“The car is a rich source of real-time data and when combined with the processing power available in the cloud, it could become the smartest device you will ever own,” adds Mascarenas.

 

Roximity location-based deal provider app launches with a friend in Ford [w/video]

Wouldn’t it be great if your car alerted you to nearby deals as you drove by them? Austin Gayer and Danny Newman’s Roximity app will appeal to you, then. The duo explains it as “a location-based alert system that allows merchants to sign up for geo-aware location deals.” In other words, when you’re near a place offering a deal, you get an alert on your iPhone, and since Roximity is integrating with Ford Sync, that functionality extends to Ford cars and trucks as well.

Roximity was the winning app developed during the Ford Sync App Developer Challenge at the 2011 TechCrunch Distrupt Hackathon in San Francisco. What makes it different from other deal sites, like Groupon, is that you can better tailor the deals to your interest. This way you won’t get deals for vegan dining if all you want is updates on bacon cheeseburgers. Watch the video to see Gayer and Newman explain their app firsthand.

[Source: Autoblog]

Ford working on automatic “do not disturb” function to combat driver distraction

Ford has been ahead of the curve when it comes to driver distraction – in both inviting potential sources of distraction into the car and then offering technological solutions to help keep drivers focused on the road. Ford’s Sync and MyFord Touch systems are happy to make phone calls, play music from your phone, run smartphone apps, read text messages aloud, and allows you to manage almost all of it via voice activation.

However, as industry-leading as Sync’s functionality may be, it’s come under scrutiny from some safety researchers who insist that all such technology, even when it’s voice-activated, is distracting. Ford certainly doesn’t want its competitive advantage undermined, and with the National Highway Traffic Safety Administration kicking around recommendations to combat distracted driving, proposed rules that could render navigation systems useless, the topic is certainly a hot one.

So that brings us to today’s press release, in which Ford touts its research into what it’s calling a “driver workload estimator.” That five-dollar phrase is a convoluted way of saying the automaker is trying to figure out how to make its cars automatically block some of the functionality of Sync and MyFord Touch, especially incoming phone calls or text messages. Of course, Ford does not want this automatic activation of the do-not-disturb feature that’s already part of MyFord Touch to make customers any more frustrated with the system than they already are. Thus the desire to incorporate biometric feedback into the system.

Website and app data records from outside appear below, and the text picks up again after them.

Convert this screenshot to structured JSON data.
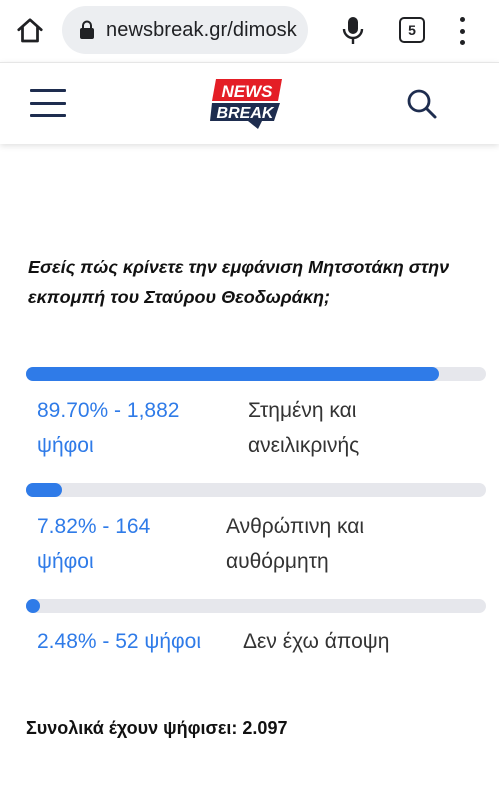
{
  "browser": {
    "url": "newsbreak.gr/dimosk",
    "tab_count": "5"
  },
  "site": {
    "logo_line1": "NEWS",
    "logo_line2": "BREAK",
    "colors": {
      "brand_red": "#e41e26",
      "brand_navy": "#1e2d4f",
      "accent_blue": "#2f7be8"
    }
  },
  "poll": {
    "question": "Εσείς πώς κρίνετε την εμφάνιση Μητσοτάκη στην εκπομπή του Σταύρου Θεοδωράκη;",
    "results": [
      {
        "value_text": "89.70% - 1,882 ψήφοι",
        "label": "Στημένη και ανειλικρινής",
        "percent": 89.7
      },
      {
        "value_text": "7.82% - 164 ψήφοι",
        "label": "Ανθρώπινη και αυθόρμητη",
        "percent": 7.82
      },
      {
        "value_text": "2.48% - 52 ψήφοι",
        "label": "Δεν έχω άποψη",
        "percent": 2.48
      }
    ],
    "total_label": "Συνολικά έχουν ψήφισει:",
    "total_value": "2.097"
  }
}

Ford says it can gather temperature, heart rate, and respiration through a special experimental steering wheel and seat belt. The car’s computer could then use this information to augment data already coming from the rest of the vehicle to determine if it’s not a good time to notify the driver that, say, her sister just accidentally butt-called her from the bar. While you could make the case that it’s really never a good time for such a call, Ford is more concerned with keeping the phone from ringing when you’re trying to merge into heavy freeway traffic.

And when might you be able to purchase such electronic wizardry? No time soon. We talked to Jeff Greenberg, Senior Technical Leader at Ford Research, and he told us that the company has no current production plans for the technology, as it’s concerned about how customers will react to it. “We do have a lot to learn about what customers will accept,” he said.

[Source: Autoblog]